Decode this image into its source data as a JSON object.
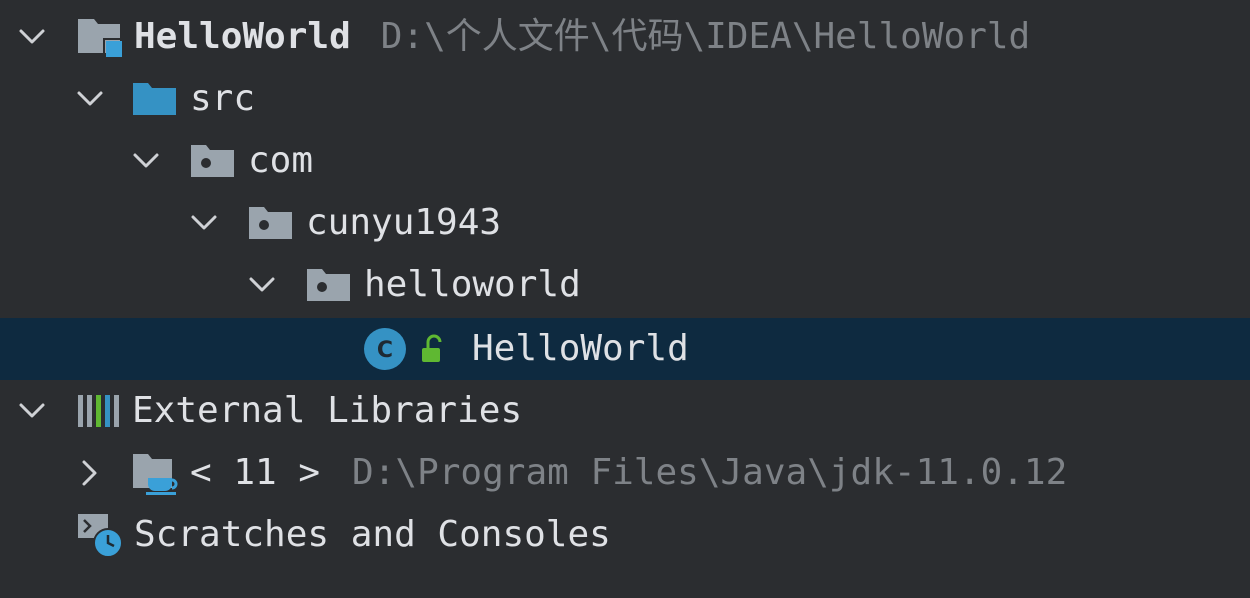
{
  "project_tree": {
    "project": {
      "name": "HelloWorld",
      "path": "D:\\个人文件\\代码\\IDEA\\HelloWorld",
      "expanded": true
    },
    "src": {
      "name": "src",
      "expanded": true
    },
    "pkg_com": {
      "name": "com",
      "expanded": true
    },
    "pkg_cunyu": {
      "name": "cunyu1943",
      "expanded": true
    },
    "pkg_helloworld": {
      "name": "helloworld",
      "expanded": true
    },
    "class_file": {
      "name": "HelloWorld",
      "selected": true,
      "class_icon_letter": "C",
      "access": "public"
    },
    "external_libraries": {
      "name": "External Libraries",
      "expanded": true
    },
    "jdk": {
      "name": "< 11 >",
      "path": "D:\\Program Files\\Java\\jdk-11.0.12",
      "expanded": false
    },
    "scratches": {
      "name": "Scratches and Consoles"
    }
  },
  "colors": {
    "background": "#2b2d30",
    "selection": "#0e2a40",
    "text": "#dfe1e5",
    "path_text": "#7e8287",
    "folder_gray": "#9aa4ad",
    "source_folder_blue": "#3592c4",
    "class_icon_blue": "#3592c4",
    "access_green": "#5fb832"
  },
  "icons": {
    "chevron_expanded": "chevron-down-icon",
    "chevron_collapsed": "chevron-right-icon",
    "project": "project-folder-icon",
    "source_folder": "source-folder-icon",
    "package": "package-icon",
    "class": "class-icon",
    "access": "unlock-icon",
    "libraries": "libraries-icon",
    "jdk": "jdk-folder-icon",
    "scratches": "scratches-icon"
  }
}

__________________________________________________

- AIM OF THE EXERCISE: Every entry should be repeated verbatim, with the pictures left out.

- TASK SOLUTION:
Decode this image into its source data as a JSON object.
{
  "project_tree": {
    "project": {
      "name": "HelloWorld",
      "path": "D:\\个人文件\\代码\\IDEA\\HelloWorld",
      "expanded": true
    },
    "src": {
      "name": "src",
      "expanded": true
    },
    "pkg_com": {
      "name": "com",
      "expanded": true
    },
    "pkg_cunyu": {
      "name": "cunyu1943",
      "expanded": true
    },
    "pkg_helloworld": {
      "name": "helloworld",
      "expanded": true
    },
    "class_file": {
      "name": "HelloWorld",
      "selected": true,
      "class_icon_letter": "C",
      "access": "public"
    },
    "external_libraries": {
      "name": "External Libraries",
      "expanded": true
    },
    "jdk": {
      "name": "< 11 >",
      "path": "D:\\Program Files\\Java\\jdk-11.0.12",
      "expanded": false
    },
    "scratches": {
      "name": "Scratches and Consoles"
    }
  },
  "colors": {
    "background": "#2b2d30",
    "selection": "#0e2a40",
    "text": "#dfe1e5",
    "path_text": "#7e8287",
    "folder_gray": "#9aa4ad",
    "source_folder_blue": "#3592c4",
    "class_icon_blue": "#3592c4",
    "access_green": "#5fb832"
  },
  "icons": {
    "chevron_expanded": "chevron-down-icon",
    "chevron_collapsed": "chevron-right-icon",
    "project": "project-folder-icon",
    "source_folder": "source-folder-icon",
    "package": "package-icon",
    "class": "class-icon",
    "access": "unlock-icon",
    "libraries": "libraries-icon",
    "jdk": "jdk-folder-icon",
    "scratches": "scratches-icon"
  }
}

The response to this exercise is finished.